Looking out of the top of the grain tower at Duluth.
Looking from the crane-motor catwalk into the Calumet. The arm shown here with the pulleys looped through it would have been lowered and the bucket conveyor in it would throw grain to waiting ships and boats bound for flour mills and foreign lands.
A ruined culvert near Oregon Creek, behind Old Main, the predecessor of the University of Minnesota-Duluth.
One of two control towers that reached over the lake. The control panel here was used to move the conveyors over the ship’s hold doors, adjust flow of the taconite, and so on.
I wish I knew what has become of this great one-of-a-kind sign that used to brag how many days the Clyde Iron factory has gone without a serious accident. Update: It’s hanging in one of the smaller venue spaces behind the bar.
The bottom of the tailings boom is rotten. In days when the dredge, floated, gangways connected it to shore, it seemed. You can see the size of the pontoons under the boat here.
Part of the 1917 mill that had a little bit of roof left over it–most of this building was open to the sky. The birds loved it, but everything metal was quickly becoming too unstable to walk on.

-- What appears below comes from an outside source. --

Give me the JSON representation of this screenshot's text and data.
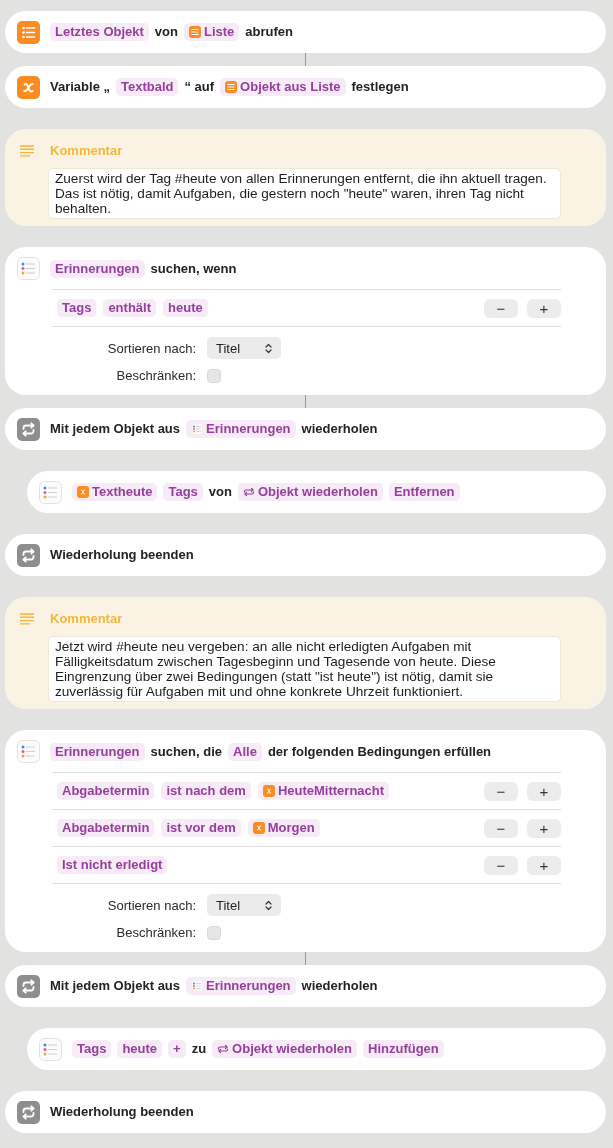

The roof was in bad shape, but too beautiful to avoid. This is the spot were I used to study medieval Latin.